▸ **Task to complete**: The data below is to be set down exactly.
[Start of Attachment]
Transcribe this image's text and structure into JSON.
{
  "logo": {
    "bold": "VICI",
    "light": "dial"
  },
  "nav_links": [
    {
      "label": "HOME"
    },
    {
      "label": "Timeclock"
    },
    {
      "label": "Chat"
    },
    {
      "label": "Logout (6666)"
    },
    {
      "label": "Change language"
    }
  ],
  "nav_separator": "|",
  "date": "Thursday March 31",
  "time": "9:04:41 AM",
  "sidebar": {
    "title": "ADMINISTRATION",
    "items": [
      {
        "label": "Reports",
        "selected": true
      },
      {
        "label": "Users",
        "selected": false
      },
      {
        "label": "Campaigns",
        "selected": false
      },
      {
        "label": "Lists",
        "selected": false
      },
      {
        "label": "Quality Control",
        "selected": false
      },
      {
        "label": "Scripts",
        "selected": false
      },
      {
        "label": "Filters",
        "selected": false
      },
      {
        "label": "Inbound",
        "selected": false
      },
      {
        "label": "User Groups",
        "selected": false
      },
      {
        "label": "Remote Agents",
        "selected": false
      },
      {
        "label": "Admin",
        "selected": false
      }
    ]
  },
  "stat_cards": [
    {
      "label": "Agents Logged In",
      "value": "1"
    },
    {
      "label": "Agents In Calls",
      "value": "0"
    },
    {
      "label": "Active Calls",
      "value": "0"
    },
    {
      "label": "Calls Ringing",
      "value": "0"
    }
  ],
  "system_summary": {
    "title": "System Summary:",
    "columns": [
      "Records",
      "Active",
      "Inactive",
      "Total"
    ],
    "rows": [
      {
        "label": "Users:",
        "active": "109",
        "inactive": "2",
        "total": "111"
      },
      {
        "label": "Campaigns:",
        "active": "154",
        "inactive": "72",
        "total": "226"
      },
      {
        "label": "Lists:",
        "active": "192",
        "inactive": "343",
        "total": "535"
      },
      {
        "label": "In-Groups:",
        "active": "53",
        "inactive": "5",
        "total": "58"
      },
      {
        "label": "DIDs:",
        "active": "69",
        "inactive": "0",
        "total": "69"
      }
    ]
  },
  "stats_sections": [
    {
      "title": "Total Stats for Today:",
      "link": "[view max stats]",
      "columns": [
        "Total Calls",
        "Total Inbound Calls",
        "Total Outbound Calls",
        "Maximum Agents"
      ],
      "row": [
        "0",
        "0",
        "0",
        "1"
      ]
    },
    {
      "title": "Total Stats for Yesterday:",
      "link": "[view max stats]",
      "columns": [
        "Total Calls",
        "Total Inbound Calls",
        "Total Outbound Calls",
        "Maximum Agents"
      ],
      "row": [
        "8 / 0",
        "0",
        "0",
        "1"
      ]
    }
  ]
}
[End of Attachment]
▸ **Completed exercise**:
Transcribe this image's text and structure into JSON.
{
  "logo": {
    "bold": "VICI",
    "light": "dial"
  },
  "nav_links": [
    {
      "label": "HOME"
    },
    {
      "label": "Timeclock"
    },
    {
      "label": "Chat"
    },
    {
      "label": "Logout (6666)"
    },
    {
      "label": "Change language"
    }
  ],
  "nav_separator": "|",
  "date": "Thursday March 31",
  "time": "9:04:41 AM",
  "sidebar": {
    "title": "ADMINISTRATION",
    "items": [
      {
        "label": "Reports",
        "selected": true
      },
      {
        "label": "Users",
        "selected": false
      },
      {
        "label": "Campaigns",
        "selected": false
      },
      {
        "label": "Lists",
        "selected": false
      },
      {
        "label": "Quality Control",
        "selected": false
      },
      {
        "label": "Scripts",
        "selected": false
      },
      {
        "label": "Filters",
        "selected": false
      },
      {
        "label": "Inbound",
        "selected": false
      },
      {
        "label": "User Groups",
        "selected": false
      },
      {
        "label": "Remote Agents",
        "selected": false
      },
      {
        "label": "Admin",
        "selected": false
      }
    ]
  },
  "stat_cards": [
    {
      "label": "Agents Logged In",
      "value": "1"
    },
    {
      "label": "Agents In Calls",
      "value": "0"
    },
    {
      "label": "Active Calls",
      "value": "0"
    },
    {
      "label": "Calls Ringing",
      "value": "0"
    }
  ],
  "system_summary": {
    "title": "System Summary:",
    "columns": [
      "Records",
      "Active",
      "Inactive",
      "Total"
    ],
    "rows": [
      {
        "label": "Users:",
        "active": "109",
        "inactive": "2",
        "total": "111"
      },
      {
        "label": "Campaigns:",
        "active": "154",
        "inactive": "72",
        "total": "226"
      },
      {
        "label": "Lists:",
        "active": "192",
        "inactive": "343",
        "total": "535"
      },
      {
        "label": "In-Groups:",
        "active": "53",
        "inactive": "5",
        "total": "58"
      },
      {
        "label": "DIDs:",
        "active": "69",
        "inactive": "0",
        "total": "69"
      }
    ]
  },
  "stats_sections": [
    {
      "title": "Total Stats for Today:",
      "link": "[view max stats]",
      "columns": [
        "Total Calls",
        "Total Inbound Calls",
        "Total Outbound Calls",
        "Maximum Agents"
      ],
      "row": [
        "0",
        "0",
        "0",
        "1"
      ]
    },
    {
      "title": "Total Stats for Yesterday:",
      "link": "[view max stats]",
      "columns": [
        "Total Calls",
        "Total Inbound Calls",
        "Total Outbound Calls",
        "Maximum Agents"
      ],
      "row": [
        "8 / 0",
        "0",
        "0",
        "1"
      ]
    }
  ]
}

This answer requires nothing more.